▶ EXERCISE AIM:
Find and copy each line of the records where the string "title" shows up.

[Data entries]
----

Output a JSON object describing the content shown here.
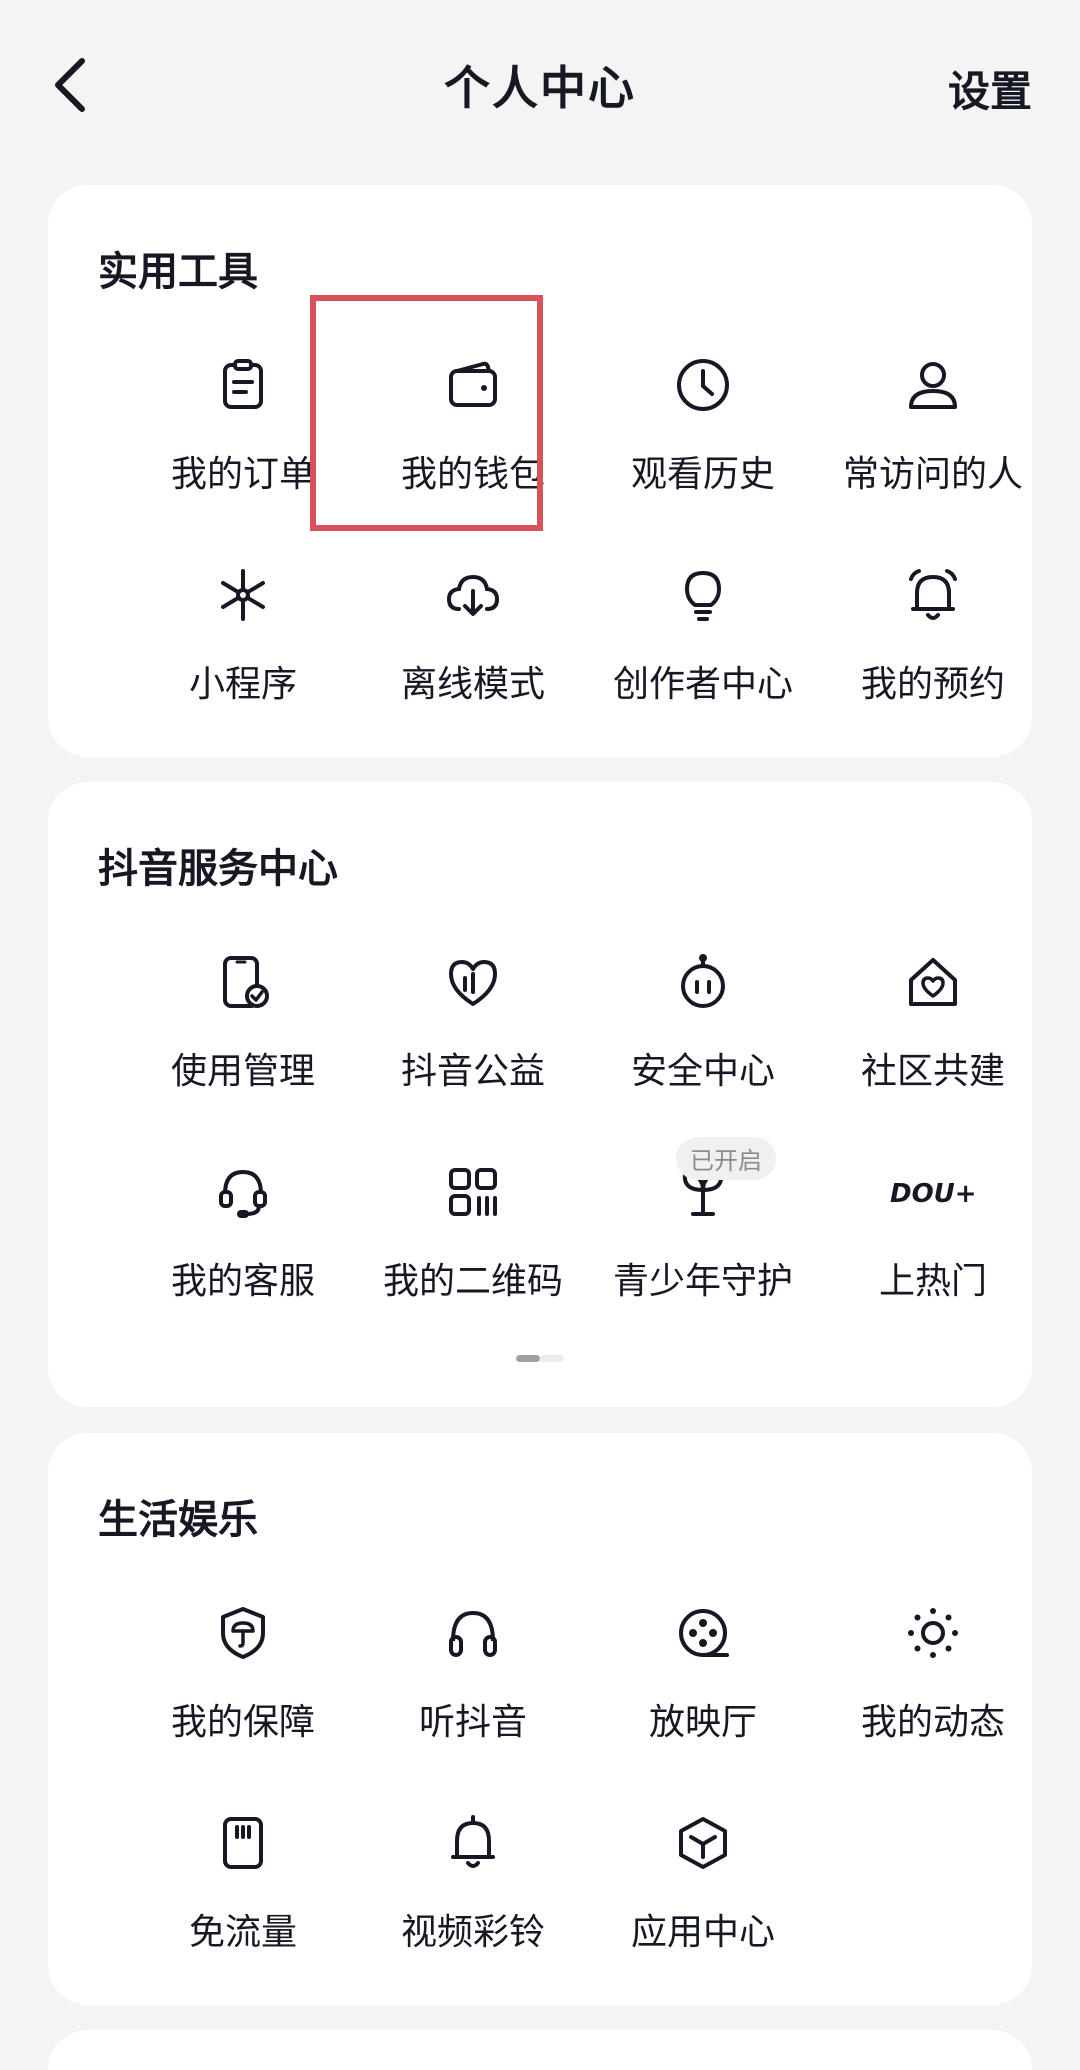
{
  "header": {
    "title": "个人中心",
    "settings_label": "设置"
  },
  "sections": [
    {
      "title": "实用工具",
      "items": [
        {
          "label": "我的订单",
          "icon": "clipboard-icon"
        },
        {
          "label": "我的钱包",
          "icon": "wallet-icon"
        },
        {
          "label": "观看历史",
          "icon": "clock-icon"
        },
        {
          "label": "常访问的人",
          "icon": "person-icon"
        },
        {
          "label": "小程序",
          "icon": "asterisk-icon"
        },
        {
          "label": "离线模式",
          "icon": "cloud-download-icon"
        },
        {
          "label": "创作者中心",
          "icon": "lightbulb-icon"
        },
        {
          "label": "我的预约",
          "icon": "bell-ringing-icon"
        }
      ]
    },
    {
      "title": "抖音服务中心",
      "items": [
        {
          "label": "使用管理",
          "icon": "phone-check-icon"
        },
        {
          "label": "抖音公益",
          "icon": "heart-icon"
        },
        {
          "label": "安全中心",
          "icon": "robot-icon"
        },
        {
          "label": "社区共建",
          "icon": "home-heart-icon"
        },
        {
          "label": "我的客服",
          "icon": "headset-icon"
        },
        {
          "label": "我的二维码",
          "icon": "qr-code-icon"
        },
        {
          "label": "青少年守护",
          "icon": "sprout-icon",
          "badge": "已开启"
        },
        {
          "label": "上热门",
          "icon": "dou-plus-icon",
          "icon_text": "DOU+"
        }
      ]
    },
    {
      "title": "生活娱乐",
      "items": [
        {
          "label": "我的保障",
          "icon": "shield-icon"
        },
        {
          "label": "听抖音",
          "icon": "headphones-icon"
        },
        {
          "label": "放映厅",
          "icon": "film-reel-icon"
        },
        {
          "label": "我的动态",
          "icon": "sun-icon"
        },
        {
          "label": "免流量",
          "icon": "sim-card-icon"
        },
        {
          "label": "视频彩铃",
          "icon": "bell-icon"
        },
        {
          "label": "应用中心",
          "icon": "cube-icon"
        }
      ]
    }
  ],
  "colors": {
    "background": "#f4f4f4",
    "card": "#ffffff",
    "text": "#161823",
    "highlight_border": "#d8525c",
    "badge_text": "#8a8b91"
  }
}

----

▶ COMPLETED TASK:
    "title": "个人中心",
      "title": "实用工具",
      "title": "抖音服务中心",
      "title": "生活娱乐",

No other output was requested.